Wednesday, February 10, 2010

Bugs Bunny Crazy Castle is crazier than you think

It all started out rather simply: in 1989, Kemco released Roger Rabbit for the Famicom Disk System.

"P-p-p-p-p-p-please set side B!"

It was a fairly simplistic arcade-style platformer in which Roger ran around the screen collecting hearts and avoiding palette-swap weasels (who all look like Smarta**). It didn't really have much to do with the movie.

But what's this? Capcom has exclusive rights to produce Disney games on Nintendo systems in America! What's Kemco to do?

"Push Start, Doc!"

Why, license a character from another company, of course.

It's all downhill from here...

Tuesday, February 9, 2010

Ponderings over an amp's built-in distortion

I'm not talking about simple tube overdrive like so many people seem to love nowadays- and who can blame them when so many greats of the '60s and early '70s used it- I'm talking about distortion of the punk and metal kind. I've found that, within the types of music I'm most interested in, old-school overdrive can only really be used for more old-school genres. I dunno if any of you progressive or fusion or what-have-you players use it.

Anyway... I simply adore heavy distortion, although many of my guitars aren't capable of it, and I certainly don't limit myself to recent metal and punk genres. I guess I just like those wailin' an' screamin' guitar gods too much- when I use heavy distortion, it feels as though I've been set free.
So recently, as my musical tastes have greatly expanded and I've been attempting to play a greater range of styles (not virtuosically, mind you) and testing to see whether or not I've absorbed them through osmosis, I've been playing around with my amp without the distortion on. I admit that I almost entirely have played my amp with its distortion switch on, although you wouldn't know it sometimes because of the way several of my guitars refuse to respond as strongly to it, but now I think I can appreciate turning up your amp's volume and having it "break up", as so many people describe it for whatever reason.
So yeah. I've been turned on to the joys of "natural" overdrive.
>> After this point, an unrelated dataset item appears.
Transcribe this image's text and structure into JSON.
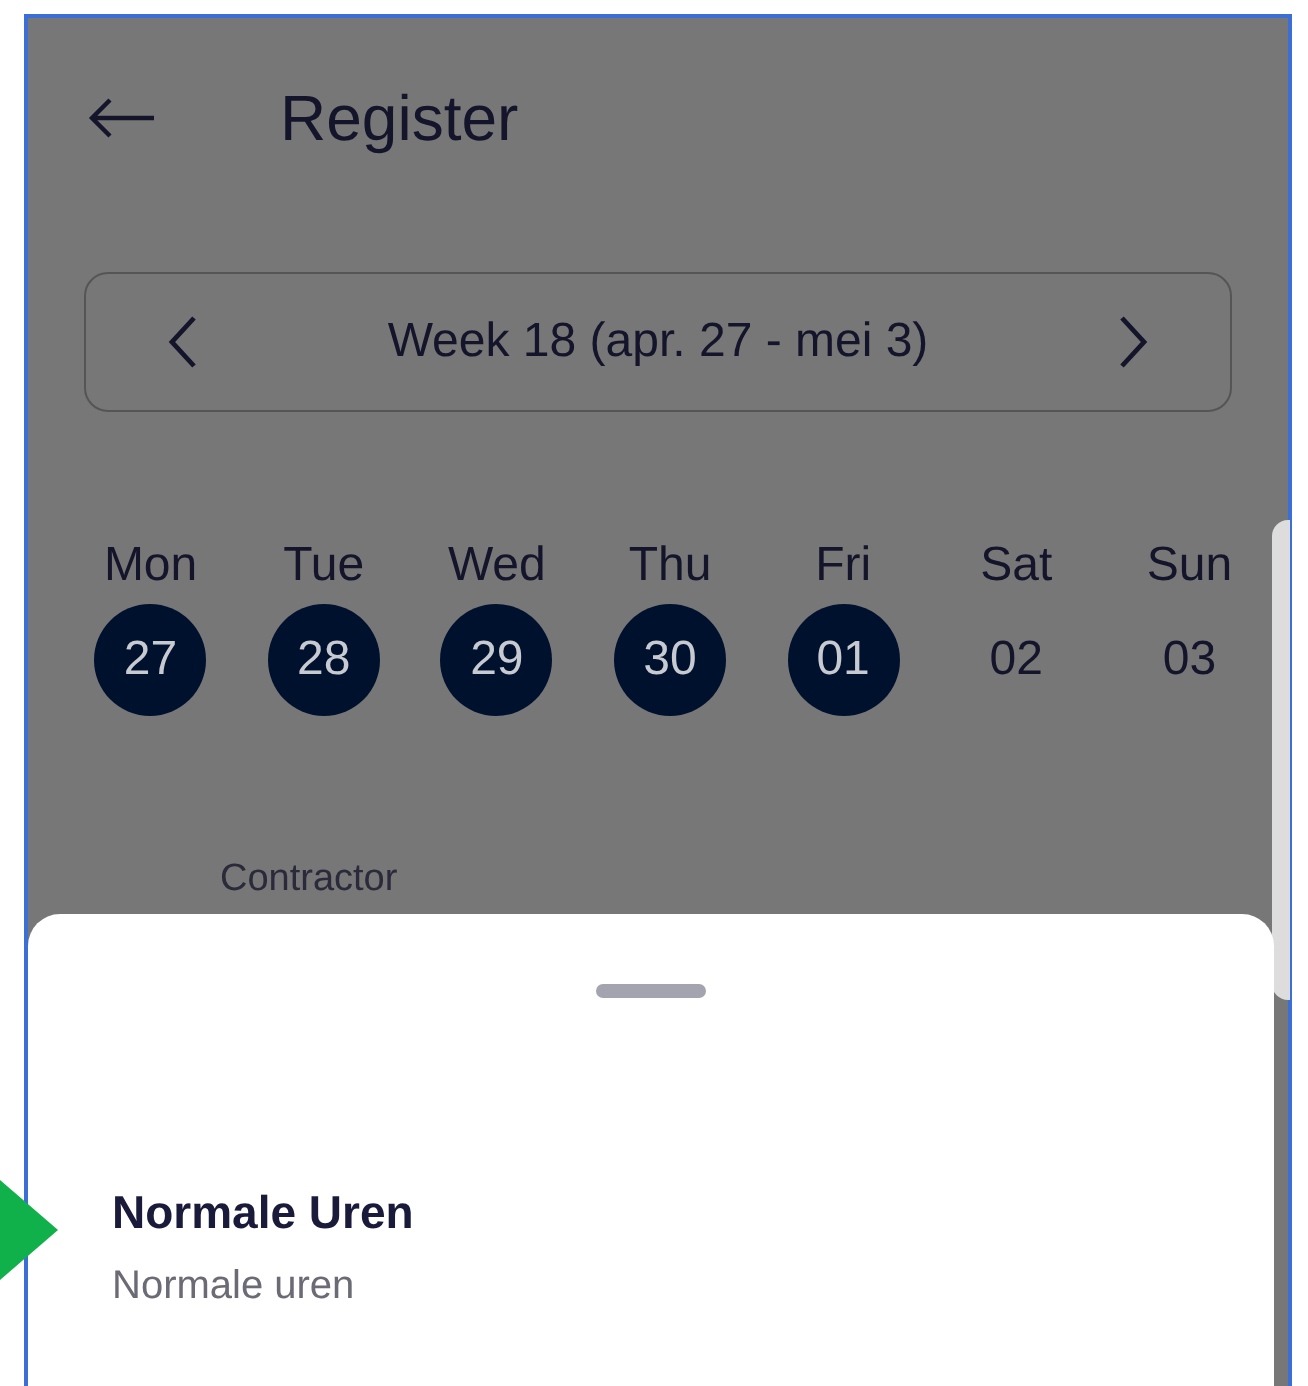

Yeah, I know what you're thinking- "It's about time!" Pfff...

So the deal is that while I love the tone of my amp's distortion channel still, I've found that without it, I can feel vibrations in the floor underneath my feet. I've never experienced that before- it has a resonance that feels like there are actual sound waves emanating from the speaker rather than some elusive tone trapped in a box. I admit that I would much rather have the distortion have that same resonance.
So... that explains why the amp hasn't been loud enough. The distortion seriously cuts down volume, so I'm at a bit of a loss. I pray that once I get that Fender amp, the distortion pedal I picked won't cause that same problem. Would it? I've tried Googling for an answer, but it would seem that my problem is too specific for an internet search. I'm guessing that it depends on the amp and the pedal in question...
Watching a YouTube demo of the pedal by someone other than a company employee who's paid to praise it, I noticed a similar situation occurred when he first turned it on. As far as I can tell, it was solved by turning the pedal's Bass knob up. It's just as well, because those are the frequencies that are most audibly missing.

So that gives me hope. If it comes down to it, I may just have to turn up my amp when I use the pedal...

Thursday, February 4, 2010


How the h*** did I lose to that c***?

If I'm going to be only runner-up, at least have the winner be, y'know, a better artist than me or something.